3. ?

4. R. Shlomo Zalman b. Wolf haKohen was a shedar to Europe on several occasions.

5. R. Nathan Nuta b. Mendel of Jerusalem (d. 1847). He came to Erez Israel in 1789 with R. Saadia (father of Nathan Nuta). R. Nathan Nuta was blinded by the Arabs in the 1834 attack on Zfat after plundering his entire wealth. Nevertheless he continued to serve his community and was himself a shedar on several missions to Lithuania.

6. R. Nathan Nuta b. Saadia   (d. 1847) served the Gaon for many years and recited Mishnei'ot to the Gaon by rote.

7. R. Arye b. Jerachmiel of Jerusalem, was a shedar to Europe on several occasions.

 

Hebrew Description 

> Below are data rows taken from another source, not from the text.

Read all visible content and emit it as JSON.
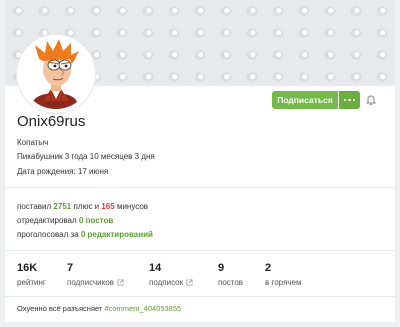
{
  "profile": {
    "username": "Onix69rus",
    "title": "Копатыч",
    "member_since": "Пикабушник 3 года 10 месяцев 3 дня",
    "birthday": "Дата рождения: 17 июня"
  },
  "actions": {
    "subscribe_label": "Подписаться",
    "more_icon": "more-dots-icon",
    "bell_icon": "bell-icon"
  },
  "votes": {
    "plus_prefix": "поставил ",
    "plus_count": "2751",
    "plus_middle": " плюс и ",
    "minus_count": "165",
    "minus_suffix": " минусов",
    "rejected_prefix": "отредактировал ",
    "rejected_count": "0 постов",
    "voted_prefix": "проголосовал за ",
    "voted_count": "0 редактирований"
  },
  "stats": [
    {
      "value": "16K",
      "label": "рейтинг",
      "link": false
    },
    {
      "value": "7",
      "label": "подписчиков",
      "link": true
    },
    {
      "value": "14",
      "label": "подписок",
      "link": true
    },
    {
      "value": "9",
      "label": "постов",
      "link": false
    },
    {
      "value": "2",
      "label": "в горячем",
      "link": false
    }
  ],
  "note": {
    "text": "Охуенно всё разъясняет ",
    "link": "#comment_404053855"
  },
  "colors": {
    "accent_green": "#75b84b",
    "minus_red": "#d23c3c",
    "link_green": "#5b9e31"
  }
}
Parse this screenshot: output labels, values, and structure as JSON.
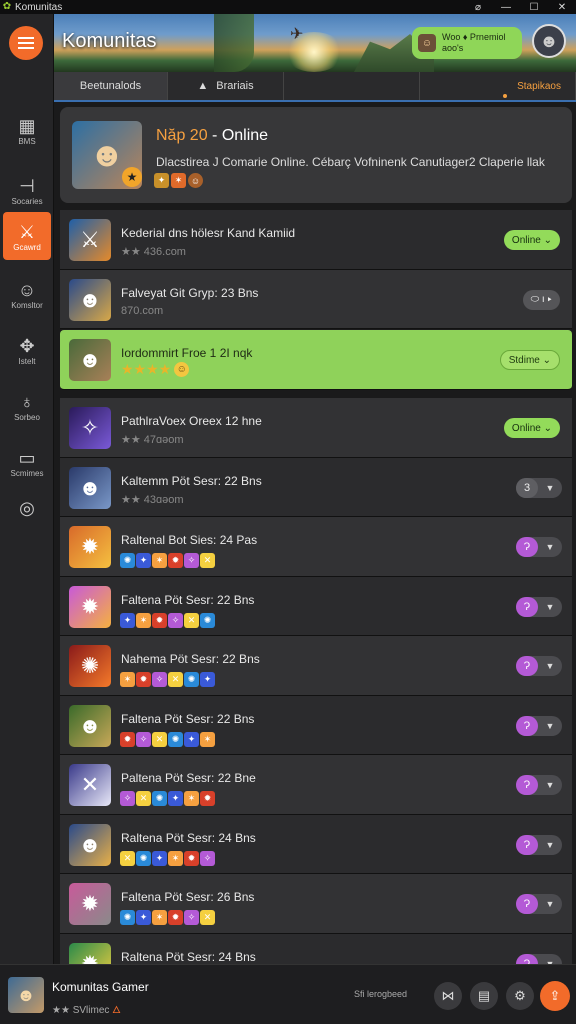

ה"ר חיים ב"ר פרץ הכהן אב"ד פינסק והג'

ה"ר ישראל ב"ר שמואל משקלאוו בעמ"ס תקלין חדתין, פאת השלחן ועוד

?

ה"ר שלמה זלמן ב"ר וואלף הכהן

ה"ר נתן נטע ב"ר מנחם מנדעל משקלאוו

ה"ר נתן נטע ב"ר סעדיה

ה"ר ארי' ב"ר ירחמיאל נאמן הכולל דירושלים

 

 

Reference 

Enc, leToldot Hakhme Erez Israel; Yaari, Shluchi Erez Israel; EJ